Supervisors eye loan fund left over from open space purchases
By Kelli Siehl, Staff Writer, UnionvilleTimes.com
POCOPSON — Should the township spend between $800,000 and $1 million to renovate “an old building?”
That question was asked at Monday evening’s township Supervisor’s meeting during discussion of projected costs to renovate the historic Barnard House. Supervisors’ Chair, Steve Conary said he received the report, by Melton Architects earlier in the day and did not have the opportunity to completely review the document, although supervisors say they were not surprised by the numbers.
He noted that the $800,00 range was expected in order to make the structure usable for township offices and to lease portions of the space to the Kennett Underground Railroad.
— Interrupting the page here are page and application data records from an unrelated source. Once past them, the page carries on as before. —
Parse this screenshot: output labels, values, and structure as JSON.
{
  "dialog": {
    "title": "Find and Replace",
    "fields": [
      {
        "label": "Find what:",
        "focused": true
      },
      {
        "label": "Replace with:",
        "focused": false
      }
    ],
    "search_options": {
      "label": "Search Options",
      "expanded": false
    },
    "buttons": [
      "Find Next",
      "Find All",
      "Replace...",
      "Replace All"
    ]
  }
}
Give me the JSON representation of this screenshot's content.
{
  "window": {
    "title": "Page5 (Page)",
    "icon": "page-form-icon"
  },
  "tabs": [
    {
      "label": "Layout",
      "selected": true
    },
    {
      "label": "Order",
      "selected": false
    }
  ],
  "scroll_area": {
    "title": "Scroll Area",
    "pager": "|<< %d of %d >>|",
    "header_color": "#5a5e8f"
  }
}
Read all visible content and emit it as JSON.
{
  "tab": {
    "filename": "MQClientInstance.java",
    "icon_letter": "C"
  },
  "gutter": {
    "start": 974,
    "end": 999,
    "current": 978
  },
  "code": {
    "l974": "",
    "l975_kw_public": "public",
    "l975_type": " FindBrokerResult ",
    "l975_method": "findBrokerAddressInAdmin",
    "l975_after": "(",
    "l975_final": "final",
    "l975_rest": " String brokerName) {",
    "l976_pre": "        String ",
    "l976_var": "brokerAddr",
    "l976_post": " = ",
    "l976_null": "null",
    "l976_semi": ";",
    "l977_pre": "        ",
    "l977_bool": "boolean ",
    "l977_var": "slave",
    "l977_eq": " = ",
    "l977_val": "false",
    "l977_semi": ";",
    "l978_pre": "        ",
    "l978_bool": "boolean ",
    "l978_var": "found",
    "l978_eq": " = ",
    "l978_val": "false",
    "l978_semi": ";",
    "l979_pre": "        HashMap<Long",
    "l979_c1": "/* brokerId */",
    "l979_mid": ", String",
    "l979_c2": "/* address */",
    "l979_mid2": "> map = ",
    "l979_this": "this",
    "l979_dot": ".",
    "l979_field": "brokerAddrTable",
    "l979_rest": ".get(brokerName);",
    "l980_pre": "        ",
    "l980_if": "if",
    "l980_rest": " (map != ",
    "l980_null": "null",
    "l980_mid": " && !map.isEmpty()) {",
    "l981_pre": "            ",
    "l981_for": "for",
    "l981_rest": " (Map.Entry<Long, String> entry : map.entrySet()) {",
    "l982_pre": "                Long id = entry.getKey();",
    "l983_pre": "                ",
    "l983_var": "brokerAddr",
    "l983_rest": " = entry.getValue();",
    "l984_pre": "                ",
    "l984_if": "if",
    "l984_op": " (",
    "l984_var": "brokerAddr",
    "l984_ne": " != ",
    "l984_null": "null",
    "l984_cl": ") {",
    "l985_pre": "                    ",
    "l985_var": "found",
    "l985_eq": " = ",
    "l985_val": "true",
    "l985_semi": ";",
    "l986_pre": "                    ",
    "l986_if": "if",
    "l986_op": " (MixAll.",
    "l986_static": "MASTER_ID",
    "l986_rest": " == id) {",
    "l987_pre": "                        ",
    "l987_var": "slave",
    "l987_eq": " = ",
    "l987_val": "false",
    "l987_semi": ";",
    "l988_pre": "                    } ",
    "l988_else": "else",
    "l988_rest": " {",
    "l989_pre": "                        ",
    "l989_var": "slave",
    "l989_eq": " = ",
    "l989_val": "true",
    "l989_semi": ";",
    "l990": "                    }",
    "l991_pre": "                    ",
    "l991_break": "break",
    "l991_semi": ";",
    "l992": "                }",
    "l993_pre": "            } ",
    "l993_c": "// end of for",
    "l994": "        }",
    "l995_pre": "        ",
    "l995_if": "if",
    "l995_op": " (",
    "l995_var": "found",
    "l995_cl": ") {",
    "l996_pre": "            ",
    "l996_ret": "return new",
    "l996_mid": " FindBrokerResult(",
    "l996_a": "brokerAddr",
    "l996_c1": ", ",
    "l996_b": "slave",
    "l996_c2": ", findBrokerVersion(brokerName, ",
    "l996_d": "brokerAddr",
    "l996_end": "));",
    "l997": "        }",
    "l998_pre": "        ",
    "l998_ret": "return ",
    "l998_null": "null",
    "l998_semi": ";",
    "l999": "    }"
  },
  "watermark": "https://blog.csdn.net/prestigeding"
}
When questioned whether the township has the money — $32,000 to generate a bid package and up to a million dollars — to spend for renovations, Conary said the project could be paid for with funds borrowed at the latter part of 2011 for use to purchase open space. He said the township borrowed $2.1 million dollars based on appraisals submitted for the properties, “Turns out, with reappraisals and renegotiations, we came in about a million dollars less than expected.”
Since the township’s ability to purchase open space expired at the end of 2011, Conary said the million dollars, minus a probable penalty , could be applied toward the loan, but “since it carries such a low (2.7%) interest rate, using the money for the Barnard House has some appeal to it.”
Supervisors’ Vice-Chair Georgia Brutscher added that the township is already budgeting $50,000 per year to maintain the building in its current condition. Brutscher said the $50,000 would come close to covering the interest payment on the loan without taxing residents, “we could get a building that would be usable in two years rather than put out $50,000 each year to have a building that cannot be used.”
Township resident and former supervisor, Lauressa McNemar, stated that the Barnard House was given to the township and “is not just an old building…it is historically significant.” She said that previous township leaders held a planned vision for the property which included parking, picnic areas and access to the township’s extensive trail system. She explained that nearly $200,000 of the projected cost is specific to site work “which has nothing to do with the actual building” but includes items such as outdoor lighting, handicapped access, parking and septic.
The scope of the project has been scaled back — the original plan called for more renovated space and additional room being added to the building for community use. Now, those elements have been put on hold, to reduce the overall cost of the project.
Supervisors agreed that they need to obtain more information on the proposal before moving forward and would continue to seek grant funding for any recreational components.